- ^ BirdLife International (2008). "Sceloglaux albifacies". IUCN Red List of Threatened Species. Version 2011.1. International Union for Conservation of Nature. http://www.iucnredlist.org/apps/redlist/details/143312. Retrieved 11 October 2011. Database entry includes justification for why this species is listed as extinct.
- Blackburn, A. (1982): A 1927 record of the Laughing Owl. Notornis 29(1): 79. PDF fulltext
- Buller, Walter L. (1905): Supplement to the 'Birds of New Zealand' (2 volumes). Published by the author, London.
- Fuller, Errol (2000): Extinct Birds (2nd ed.). Oxford University Press, Oxford, New York. ISBN 0-19-850837-9
- Greenway, James C., Jr. (1967): Extinct and Vanishing Birds of the World, 2nd edition: 346-348. Dover, New York. QL676.7.G7
- Hall-Jones, John (1960): Rare Fiordland birds. Notornis 8(7): 171-172. PDF fulltext
- Lewis, Deane P. (2005): The Owl Pages: Laughing Owl Sceloglaux albifacies. Revision as of 2005-04-30.
- Pilgrim, R. L. C. & Palma, R. L. (1982): A list of the chewing lice (Insecta: Mallophaga) from birds in New Zealand. Notornis 29(Supplement): 1-33. PDF fulltext
- St. Paul, R. & McKenzie, H. R. (1977): A bushman's seventeen years of noting birds.

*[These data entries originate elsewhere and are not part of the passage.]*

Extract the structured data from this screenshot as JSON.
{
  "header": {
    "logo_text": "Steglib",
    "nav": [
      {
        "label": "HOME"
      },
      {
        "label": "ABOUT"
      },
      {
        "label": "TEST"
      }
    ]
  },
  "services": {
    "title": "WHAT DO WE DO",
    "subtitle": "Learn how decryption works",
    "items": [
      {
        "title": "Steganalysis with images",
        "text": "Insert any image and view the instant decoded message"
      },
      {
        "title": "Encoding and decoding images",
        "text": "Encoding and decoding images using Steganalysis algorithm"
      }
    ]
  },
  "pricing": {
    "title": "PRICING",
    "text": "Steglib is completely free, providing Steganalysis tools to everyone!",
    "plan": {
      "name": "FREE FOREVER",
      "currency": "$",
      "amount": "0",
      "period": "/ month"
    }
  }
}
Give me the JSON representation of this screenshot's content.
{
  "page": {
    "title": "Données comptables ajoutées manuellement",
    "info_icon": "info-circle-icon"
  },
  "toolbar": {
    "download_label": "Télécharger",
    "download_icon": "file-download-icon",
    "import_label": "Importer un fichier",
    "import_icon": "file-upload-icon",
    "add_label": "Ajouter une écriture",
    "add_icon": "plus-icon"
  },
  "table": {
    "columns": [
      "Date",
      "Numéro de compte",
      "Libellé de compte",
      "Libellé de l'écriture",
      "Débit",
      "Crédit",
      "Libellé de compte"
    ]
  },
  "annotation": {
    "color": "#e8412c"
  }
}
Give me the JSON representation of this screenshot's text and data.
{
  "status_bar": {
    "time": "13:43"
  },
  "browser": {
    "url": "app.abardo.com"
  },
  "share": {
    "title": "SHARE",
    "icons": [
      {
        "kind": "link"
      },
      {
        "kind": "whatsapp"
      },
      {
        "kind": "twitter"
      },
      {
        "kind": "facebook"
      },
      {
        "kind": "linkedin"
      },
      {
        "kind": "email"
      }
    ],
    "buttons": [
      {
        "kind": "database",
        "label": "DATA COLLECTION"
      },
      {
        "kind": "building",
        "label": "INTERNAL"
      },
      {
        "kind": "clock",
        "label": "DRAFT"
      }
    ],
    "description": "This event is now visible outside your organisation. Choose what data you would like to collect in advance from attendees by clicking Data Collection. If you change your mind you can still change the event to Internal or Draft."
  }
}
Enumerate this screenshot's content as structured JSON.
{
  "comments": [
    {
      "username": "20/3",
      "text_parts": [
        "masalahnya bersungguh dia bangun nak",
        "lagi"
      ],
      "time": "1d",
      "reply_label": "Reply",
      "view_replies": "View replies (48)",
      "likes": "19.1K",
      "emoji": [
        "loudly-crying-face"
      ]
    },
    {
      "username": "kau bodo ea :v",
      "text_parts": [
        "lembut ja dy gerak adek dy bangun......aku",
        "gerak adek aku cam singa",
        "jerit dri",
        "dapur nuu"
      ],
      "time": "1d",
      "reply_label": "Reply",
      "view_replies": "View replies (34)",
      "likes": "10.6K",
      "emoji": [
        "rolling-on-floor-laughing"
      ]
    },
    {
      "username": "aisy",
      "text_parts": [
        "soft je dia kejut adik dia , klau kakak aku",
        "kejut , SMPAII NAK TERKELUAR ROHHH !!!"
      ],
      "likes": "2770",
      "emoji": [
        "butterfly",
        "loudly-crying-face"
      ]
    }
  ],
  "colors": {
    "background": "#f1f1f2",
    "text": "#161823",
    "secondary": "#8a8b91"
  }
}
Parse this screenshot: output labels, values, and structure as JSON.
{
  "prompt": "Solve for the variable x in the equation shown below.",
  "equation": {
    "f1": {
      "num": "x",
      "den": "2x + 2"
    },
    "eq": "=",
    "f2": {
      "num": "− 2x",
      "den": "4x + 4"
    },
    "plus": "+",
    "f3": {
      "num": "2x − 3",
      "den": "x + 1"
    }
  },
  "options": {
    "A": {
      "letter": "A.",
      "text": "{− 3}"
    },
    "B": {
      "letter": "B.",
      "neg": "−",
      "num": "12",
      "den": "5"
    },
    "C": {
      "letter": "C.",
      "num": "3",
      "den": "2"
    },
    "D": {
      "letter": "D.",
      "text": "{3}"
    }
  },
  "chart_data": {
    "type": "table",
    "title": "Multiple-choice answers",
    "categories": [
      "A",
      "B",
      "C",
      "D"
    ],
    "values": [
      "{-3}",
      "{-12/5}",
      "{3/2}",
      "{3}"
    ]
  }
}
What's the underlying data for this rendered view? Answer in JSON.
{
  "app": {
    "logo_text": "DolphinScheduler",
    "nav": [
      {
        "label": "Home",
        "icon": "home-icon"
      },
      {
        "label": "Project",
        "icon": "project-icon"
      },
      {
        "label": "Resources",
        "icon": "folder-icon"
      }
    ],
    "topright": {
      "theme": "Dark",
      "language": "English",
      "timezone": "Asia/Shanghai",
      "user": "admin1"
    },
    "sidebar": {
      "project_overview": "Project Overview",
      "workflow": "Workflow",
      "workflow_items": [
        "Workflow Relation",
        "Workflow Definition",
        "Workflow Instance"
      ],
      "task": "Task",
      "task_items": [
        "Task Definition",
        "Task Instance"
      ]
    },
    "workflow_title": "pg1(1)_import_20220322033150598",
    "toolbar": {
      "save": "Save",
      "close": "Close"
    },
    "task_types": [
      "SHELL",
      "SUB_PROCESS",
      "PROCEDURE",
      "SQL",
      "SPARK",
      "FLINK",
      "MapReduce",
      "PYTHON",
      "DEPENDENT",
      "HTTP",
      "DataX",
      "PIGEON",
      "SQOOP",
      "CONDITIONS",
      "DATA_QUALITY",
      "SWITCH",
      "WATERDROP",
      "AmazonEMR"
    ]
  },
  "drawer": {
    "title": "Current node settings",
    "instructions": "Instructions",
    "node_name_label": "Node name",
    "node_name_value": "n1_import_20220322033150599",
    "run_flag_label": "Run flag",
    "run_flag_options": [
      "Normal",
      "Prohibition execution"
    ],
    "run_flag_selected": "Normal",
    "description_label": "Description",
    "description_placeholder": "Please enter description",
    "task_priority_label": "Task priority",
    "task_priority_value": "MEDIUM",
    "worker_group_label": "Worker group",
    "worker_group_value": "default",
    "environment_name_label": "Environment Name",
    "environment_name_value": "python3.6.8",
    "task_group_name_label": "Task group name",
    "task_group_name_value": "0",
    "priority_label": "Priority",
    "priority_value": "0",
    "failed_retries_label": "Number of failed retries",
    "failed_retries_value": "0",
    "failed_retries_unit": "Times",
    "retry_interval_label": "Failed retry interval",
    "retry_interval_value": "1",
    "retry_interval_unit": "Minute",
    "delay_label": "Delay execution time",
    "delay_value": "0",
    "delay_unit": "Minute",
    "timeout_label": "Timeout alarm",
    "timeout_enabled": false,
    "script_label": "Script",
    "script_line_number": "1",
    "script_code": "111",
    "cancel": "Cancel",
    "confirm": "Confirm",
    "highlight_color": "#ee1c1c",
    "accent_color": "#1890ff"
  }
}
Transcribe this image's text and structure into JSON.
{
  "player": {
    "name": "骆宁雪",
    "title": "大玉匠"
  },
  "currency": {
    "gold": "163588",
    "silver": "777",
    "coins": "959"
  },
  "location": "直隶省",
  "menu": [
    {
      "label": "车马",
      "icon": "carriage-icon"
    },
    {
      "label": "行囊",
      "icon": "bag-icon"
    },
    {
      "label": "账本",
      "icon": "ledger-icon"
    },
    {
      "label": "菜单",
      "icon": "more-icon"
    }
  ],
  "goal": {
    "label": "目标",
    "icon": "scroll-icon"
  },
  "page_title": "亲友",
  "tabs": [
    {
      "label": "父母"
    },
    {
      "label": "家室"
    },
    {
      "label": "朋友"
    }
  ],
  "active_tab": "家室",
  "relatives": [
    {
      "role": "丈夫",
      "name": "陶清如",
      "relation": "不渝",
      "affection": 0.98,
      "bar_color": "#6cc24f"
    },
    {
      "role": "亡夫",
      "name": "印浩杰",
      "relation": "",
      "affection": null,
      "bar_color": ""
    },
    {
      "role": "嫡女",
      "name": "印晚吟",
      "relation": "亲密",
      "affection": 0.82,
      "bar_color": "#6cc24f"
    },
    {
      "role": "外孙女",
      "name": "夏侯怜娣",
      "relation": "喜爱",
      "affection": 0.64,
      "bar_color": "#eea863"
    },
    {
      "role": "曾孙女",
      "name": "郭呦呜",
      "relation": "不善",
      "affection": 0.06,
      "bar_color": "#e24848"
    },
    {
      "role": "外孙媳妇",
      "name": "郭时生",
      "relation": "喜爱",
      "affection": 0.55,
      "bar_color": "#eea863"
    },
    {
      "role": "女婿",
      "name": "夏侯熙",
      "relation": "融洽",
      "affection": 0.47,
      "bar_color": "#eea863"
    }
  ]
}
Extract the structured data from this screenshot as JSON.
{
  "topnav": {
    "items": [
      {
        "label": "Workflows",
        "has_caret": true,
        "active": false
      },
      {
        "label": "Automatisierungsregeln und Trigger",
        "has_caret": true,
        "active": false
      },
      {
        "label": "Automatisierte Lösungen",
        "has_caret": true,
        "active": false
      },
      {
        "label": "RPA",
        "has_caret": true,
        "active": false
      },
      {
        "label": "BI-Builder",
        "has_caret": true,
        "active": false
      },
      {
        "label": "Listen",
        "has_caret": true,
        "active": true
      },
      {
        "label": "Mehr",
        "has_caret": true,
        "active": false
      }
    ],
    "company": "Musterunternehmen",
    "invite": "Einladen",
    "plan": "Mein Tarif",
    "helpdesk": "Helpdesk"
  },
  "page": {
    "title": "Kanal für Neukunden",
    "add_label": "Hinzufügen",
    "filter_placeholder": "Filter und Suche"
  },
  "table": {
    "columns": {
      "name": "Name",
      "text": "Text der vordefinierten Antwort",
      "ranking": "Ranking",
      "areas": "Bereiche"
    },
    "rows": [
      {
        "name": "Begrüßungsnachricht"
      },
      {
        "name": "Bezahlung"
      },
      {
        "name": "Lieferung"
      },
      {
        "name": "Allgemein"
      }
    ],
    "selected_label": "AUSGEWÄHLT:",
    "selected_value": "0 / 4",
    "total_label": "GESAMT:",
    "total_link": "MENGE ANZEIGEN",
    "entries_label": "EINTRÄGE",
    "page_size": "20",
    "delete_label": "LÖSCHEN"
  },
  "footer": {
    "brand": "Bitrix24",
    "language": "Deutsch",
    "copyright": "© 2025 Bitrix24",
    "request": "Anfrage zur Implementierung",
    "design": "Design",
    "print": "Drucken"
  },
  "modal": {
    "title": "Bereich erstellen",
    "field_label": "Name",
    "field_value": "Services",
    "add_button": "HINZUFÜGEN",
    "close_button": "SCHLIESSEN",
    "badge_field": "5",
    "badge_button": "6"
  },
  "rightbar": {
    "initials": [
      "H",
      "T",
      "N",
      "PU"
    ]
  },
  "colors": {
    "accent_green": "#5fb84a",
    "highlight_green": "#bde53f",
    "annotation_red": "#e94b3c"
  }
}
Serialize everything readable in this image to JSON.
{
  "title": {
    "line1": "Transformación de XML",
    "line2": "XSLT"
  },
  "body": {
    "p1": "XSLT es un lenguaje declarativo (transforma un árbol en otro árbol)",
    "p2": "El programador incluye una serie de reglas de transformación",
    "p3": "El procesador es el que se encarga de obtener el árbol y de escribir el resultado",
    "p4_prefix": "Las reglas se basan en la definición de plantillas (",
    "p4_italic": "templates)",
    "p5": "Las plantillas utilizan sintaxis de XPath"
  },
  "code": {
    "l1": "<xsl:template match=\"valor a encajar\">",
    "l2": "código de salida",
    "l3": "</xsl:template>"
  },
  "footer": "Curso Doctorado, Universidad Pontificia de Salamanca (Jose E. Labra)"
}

Part F (Conclusion of series) - Notes on other native birds. Notornis 24(2): 65–74. PDF fulltext
- Williams, G. R. & Harrison, M. (1972): The Laughing Owl Sceloglaux albifacies (Gray. 1844): A general survey of a near-extinct species. Notornis 19(1): 4-19. PDF fulltext
- Worthy, Trevor H. (1997): A survey of historical Laughing Owl (Sceloglaux albifacies) specimens in museum collections. Notornis 44(4): 241–252. PDF fulltext
- Worthy, Trevor H. (2001): A fossil vertebrate fauna accumulated by laughing owls (Sceloglaux albifacies) on the Gouland Downs, northwest Nelson, South Island. Notornis 48(4): 223-233. PDF fulltext
- Worthy, Trevor H. & Holdaway, Richard N. (2002): The Lost World of the Moa. Indiana University Press, Bloomington. ISBN 0-253-34034-9